I was just eight years old when I learnt how powerful story is - in shaping who we are and who we can be. At the time a classmate observed that she was very pretty and that I definitely was not. Now it was true that I was an unusual-looking child - eyes the colour of honey, lips too full for my child's face - but I had read The Ugly Duckling and I knew that somehow this story was my story. And so when the arrow labelling that little girl 'ugly' came hurtling towards her, story had equipped her to catch the arrow and let it fall harmlessly to the floor. 'Yes, I know' my little girl said, 'and one day I will be beautiful.'
Through the years my ear has become tuned to the underlying narratives we live by - many of which are opposing or mutually exclusive. These narratives shape the activities we do, and the beliefs, thoughts and feelings we hold about our present circumstances and of the future we anticipate. They influence the degree of anxiety or optimism we have, our sense of power or powerlessness, and the isolation or connection we experience day to day. Perhaps most importantly they limit and define the choices we see as available to us. They lead to limiting beliefs like 'that's just the way it is', or 'that's all very well, but in the real world...'.
An 18 year-old friend once moved into the cabin in our back garden. What a great first home I thought -- your own place with communal gardens and people who care about you close by. After two weeks I asked Alexander how he was getting on and was surprised by his reply."Oh Kanada, it's awful -- I don't want to be an adult!" 'Why ever not?' I asked. Here was a young man with everything going for him -- gifted, intelligent, connected... "I don't want to be busy all the time and go into debt!"
Sadly this is what he understood being an adult in our society means, and who can blame him for drawing such a conclusion? One of the dominant narratives of our day, 'The Time of Austerity,' is one of wage slavery, consumption and debt. Not a very compelling proposition for people on the brink of adulthood.
However our time is also a very fluid time, and this fluidity creates an opening for us to consider the inherited stories we find ourselves in and consciously co-create a narrative that would enable us to feel proud to be an adult human alive today. At its essence this is a question of leadership. It is not enough to understand the stories that have shaped us. We must also understand that if the narratives we have inherited don't serve us then it is not we who must change but our relation to the narratives. Yes it is true that we are born into a story, AND we are writing the story as we go.

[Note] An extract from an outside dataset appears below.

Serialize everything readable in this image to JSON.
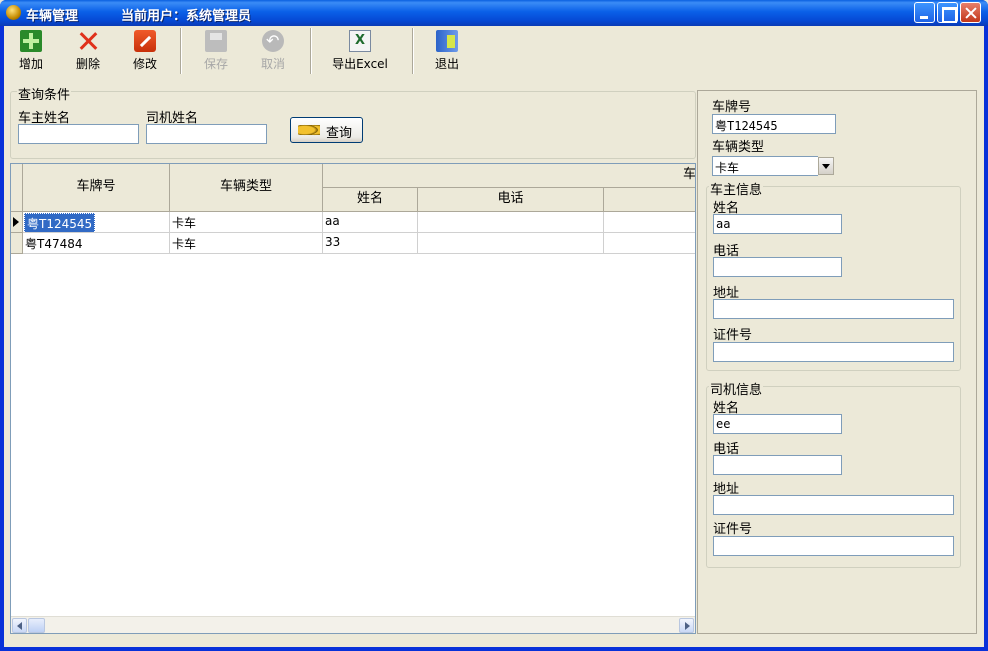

The question is not whether we are leaders but what we are leading ourselves and others towards? Leadership is intimately bound up with narrative, and the work of developing leaders, if it is to be relevant, must concern itself with the wider context of the narratives we find ourselves in and those we are creating with every choice we make.
Through our choices we either shore up an existing narrative or contribute to the creation of a different story. We have the power to craft a story that serves the whole, and this represents one of the most profound opportunities of our times. Which is why the two most important leadership capacities needed today, in my view, are 'imagination' and 'choice'. Imagination to envision a just and sustainable future. Choice to make it so. Each of us, in any way we can, in all fields of endeavour, in every sphere of influence we can leverage. Cumulative action to write a new story.

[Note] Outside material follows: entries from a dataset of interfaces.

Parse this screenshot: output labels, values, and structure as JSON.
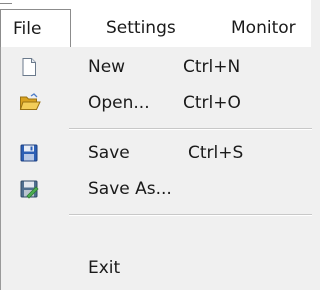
{
  "menubar": {
    "items": [
      {
        "label": "File"
      },
      {
        "label": "Settings"
      },
      {
        "label": "Monitor"
      }
    ]
  },
  "file_menu": {
    "items": [
      {
        "label": "New",
        "shortcut": "Ctrl+N",
        "icon": "new-document-icon"
      },
      {
        "label": "Open...",
        "shortcut": "Ctrl+O",
        "icon": "open-folder-icon"
      },
      {
        "label": "Save",
        "shortcut": "Ctrl+S",
        "icon": "save-disk-icon"
      },
      {
        "label": "Save As...",
        "shortcut": "",
        "icon": "save-as-icon"
      },
      {
        "label": "Exit",
        "shortcut": "",
        "icon": ""
      }
    ]
  },
  "colors": {
    "menu_background": "#f0f0f0",
    "menubar_background": "#ffffff",
    "separator": "#c8c8c8",
    "folder_yellow": "#e8b83a",
    "disk_blue": "#2c5fb5"
  }
}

Kanada Gorla will be speaking at Natural Leaders NOW at Friends House, Euston, London on Saturday 22rd and Sunday 23rd November.
Tickets are available here: http://naturalleaders-now.com/